Information given:
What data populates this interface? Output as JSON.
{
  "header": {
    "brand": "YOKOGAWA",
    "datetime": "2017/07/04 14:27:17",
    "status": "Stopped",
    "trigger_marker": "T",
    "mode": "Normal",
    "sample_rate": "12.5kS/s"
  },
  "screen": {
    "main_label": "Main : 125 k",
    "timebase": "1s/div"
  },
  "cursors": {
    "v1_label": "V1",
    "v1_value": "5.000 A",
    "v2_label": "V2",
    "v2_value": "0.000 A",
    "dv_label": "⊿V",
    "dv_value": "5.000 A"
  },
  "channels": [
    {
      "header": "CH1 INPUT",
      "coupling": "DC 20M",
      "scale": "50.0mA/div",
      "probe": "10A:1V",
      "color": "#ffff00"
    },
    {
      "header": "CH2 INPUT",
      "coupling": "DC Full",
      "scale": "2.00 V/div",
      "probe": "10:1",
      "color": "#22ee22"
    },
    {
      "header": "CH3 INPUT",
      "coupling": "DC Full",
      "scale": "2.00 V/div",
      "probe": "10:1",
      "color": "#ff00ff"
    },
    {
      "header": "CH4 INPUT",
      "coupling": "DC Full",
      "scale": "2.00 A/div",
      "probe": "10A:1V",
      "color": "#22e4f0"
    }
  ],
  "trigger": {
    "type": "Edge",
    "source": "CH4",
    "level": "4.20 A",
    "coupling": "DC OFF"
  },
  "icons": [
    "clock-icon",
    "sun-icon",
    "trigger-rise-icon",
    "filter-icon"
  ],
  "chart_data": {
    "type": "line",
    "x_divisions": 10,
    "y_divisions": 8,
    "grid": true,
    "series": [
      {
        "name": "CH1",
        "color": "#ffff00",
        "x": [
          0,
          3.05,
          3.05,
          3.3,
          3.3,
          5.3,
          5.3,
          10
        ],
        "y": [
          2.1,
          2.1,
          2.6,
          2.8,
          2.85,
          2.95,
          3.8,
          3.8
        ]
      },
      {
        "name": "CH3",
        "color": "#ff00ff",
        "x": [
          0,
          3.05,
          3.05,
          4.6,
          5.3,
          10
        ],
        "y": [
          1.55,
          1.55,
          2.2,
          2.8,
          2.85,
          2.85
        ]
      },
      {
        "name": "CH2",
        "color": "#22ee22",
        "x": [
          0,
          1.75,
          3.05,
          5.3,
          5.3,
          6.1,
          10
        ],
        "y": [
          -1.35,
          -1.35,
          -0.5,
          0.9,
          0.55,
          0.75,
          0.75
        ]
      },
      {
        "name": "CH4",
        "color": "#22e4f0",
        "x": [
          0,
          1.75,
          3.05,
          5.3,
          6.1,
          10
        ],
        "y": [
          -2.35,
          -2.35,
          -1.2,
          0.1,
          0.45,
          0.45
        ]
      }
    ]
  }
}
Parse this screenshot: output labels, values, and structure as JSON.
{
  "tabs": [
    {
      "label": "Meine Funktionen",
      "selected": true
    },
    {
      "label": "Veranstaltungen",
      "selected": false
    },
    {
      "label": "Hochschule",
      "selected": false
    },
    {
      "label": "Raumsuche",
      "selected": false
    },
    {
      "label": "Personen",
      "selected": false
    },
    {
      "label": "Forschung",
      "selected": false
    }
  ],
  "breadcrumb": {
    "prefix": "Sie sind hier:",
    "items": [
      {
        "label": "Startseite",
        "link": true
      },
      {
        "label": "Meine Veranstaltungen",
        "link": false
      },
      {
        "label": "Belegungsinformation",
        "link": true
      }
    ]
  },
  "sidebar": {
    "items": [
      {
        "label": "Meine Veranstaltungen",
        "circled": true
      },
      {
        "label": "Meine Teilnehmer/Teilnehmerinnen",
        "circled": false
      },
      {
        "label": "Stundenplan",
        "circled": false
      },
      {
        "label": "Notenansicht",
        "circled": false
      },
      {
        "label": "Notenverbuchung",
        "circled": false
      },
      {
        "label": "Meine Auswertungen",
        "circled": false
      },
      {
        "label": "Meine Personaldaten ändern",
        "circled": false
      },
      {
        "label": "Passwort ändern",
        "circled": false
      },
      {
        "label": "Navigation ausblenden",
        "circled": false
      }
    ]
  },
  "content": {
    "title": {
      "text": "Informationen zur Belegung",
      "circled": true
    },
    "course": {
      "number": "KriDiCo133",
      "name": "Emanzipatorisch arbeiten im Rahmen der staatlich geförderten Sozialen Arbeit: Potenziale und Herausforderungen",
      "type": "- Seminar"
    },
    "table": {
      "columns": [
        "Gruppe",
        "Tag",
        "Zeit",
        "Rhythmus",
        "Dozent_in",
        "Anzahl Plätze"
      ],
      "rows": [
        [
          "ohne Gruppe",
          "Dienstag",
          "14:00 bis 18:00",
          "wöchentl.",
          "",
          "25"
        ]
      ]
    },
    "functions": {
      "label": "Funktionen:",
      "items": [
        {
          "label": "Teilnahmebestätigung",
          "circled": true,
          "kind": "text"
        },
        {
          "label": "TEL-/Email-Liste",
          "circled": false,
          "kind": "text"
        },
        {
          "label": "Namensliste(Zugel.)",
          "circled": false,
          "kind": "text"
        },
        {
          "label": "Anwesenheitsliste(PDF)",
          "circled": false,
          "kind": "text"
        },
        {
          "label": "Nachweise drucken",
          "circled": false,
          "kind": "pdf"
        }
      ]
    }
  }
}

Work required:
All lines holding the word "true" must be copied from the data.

Reply:
    "grid": true,
      "selected": true
        "link": true
        "link": true
        "circled": true
      "circled": true
          "circled": true,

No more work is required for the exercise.